Find and copy the lines in the records beneath this task that contain the word "interest".

(Recorded data)

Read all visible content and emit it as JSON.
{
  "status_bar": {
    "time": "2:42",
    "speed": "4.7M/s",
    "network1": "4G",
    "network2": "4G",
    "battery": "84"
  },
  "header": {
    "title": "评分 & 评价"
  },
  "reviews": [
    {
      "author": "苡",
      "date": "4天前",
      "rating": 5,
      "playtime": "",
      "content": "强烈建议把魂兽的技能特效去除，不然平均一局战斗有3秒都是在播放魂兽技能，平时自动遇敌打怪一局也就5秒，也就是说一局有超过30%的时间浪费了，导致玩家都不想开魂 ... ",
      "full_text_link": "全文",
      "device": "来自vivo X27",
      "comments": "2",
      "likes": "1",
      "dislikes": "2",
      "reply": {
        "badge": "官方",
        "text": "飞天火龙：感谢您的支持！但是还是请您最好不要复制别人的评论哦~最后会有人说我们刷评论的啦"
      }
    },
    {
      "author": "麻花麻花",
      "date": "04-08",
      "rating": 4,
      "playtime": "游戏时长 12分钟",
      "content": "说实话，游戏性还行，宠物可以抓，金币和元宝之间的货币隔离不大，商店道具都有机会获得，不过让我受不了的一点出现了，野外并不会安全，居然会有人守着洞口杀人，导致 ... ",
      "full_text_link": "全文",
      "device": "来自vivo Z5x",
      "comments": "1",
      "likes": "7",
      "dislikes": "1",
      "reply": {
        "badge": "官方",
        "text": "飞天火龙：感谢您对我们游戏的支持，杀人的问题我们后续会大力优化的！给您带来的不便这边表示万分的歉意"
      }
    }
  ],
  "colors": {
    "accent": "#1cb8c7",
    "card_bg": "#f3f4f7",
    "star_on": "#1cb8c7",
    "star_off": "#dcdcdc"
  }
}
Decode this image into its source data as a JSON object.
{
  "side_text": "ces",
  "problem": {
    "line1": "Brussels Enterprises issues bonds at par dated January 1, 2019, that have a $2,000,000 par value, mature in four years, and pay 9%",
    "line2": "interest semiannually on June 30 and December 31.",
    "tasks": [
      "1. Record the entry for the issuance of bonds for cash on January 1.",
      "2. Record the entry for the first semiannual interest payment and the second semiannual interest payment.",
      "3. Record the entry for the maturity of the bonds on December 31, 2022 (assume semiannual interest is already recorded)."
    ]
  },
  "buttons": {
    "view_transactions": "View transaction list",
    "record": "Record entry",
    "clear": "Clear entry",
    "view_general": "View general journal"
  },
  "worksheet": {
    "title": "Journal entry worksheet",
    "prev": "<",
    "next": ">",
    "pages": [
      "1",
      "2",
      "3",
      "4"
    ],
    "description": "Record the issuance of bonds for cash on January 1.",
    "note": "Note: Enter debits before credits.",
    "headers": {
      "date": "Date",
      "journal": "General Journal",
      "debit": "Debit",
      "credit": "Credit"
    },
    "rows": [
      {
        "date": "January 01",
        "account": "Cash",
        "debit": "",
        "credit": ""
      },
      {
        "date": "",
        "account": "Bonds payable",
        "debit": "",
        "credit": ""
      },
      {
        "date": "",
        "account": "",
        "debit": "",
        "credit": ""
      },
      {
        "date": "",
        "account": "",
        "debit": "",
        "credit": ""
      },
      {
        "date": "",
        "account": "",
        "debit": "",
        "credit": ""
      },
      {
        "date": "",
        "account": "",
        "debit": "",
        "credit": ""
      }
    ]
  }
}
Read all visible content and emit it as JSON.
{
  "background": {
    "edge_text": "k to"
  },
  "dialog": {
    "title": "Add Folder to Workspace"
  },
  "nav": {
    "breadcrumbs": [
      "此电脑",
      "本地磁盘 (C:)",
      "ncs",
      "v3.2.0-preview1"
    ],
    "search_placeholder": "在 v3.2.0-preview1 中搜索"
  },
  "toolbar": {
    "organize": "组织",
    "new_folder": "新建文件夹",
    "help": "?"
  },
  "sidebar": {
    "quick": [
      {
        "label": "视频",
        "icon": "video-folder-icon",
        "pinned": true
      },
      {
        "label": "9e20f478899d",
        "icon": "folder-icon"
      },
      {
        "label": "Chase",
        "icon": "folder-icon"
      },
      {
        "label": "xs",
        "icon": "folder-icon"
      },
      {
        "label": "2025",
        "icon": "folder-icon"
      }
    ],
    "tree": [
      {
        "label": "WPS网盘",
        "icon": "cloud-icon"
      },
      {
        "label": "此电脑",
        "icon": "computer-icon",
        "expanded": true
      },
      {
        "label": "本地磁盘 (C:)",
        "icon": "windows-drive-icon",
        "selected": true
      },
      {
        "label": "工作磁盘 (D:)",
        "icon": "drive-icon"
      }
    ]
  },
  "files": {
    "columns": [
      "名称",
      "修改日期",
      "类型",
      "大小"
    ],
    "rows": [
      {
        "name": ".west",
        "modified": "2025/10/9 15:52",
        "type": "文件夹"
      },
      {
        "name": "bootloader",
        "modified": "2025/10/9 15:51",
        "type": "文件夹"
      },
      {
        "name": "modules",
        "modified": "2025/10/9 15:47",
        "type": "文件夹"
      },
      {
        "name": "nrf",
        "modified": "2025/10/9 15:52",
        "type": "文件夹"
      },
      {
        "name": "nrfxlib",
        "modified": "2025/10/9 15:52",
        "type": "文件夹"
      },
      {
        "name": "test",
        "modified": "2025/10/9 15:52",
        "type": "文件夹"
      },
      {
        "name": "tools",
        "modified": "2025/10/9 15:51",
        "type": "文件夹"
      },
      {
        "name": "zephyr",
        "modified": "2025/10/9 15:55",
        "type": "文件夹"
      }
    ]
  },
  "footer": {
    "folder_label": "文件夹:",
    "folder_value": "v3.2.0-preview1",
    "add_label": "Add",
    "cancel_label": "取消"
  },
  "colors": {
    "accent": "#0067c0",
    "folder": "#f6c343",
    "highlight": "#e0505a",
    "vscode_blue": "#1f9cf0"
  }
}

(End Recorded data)

Exercise solution:
    "line2": "interest semiannually on June 30 and December 31.",
      "2. Record the entry for the first semiannual interest payment and the second semiannual interest payment.",
      "3. Record the entry for the maturity of the bonds on December 31, 2022 (assume semiannual interest is already recorded)."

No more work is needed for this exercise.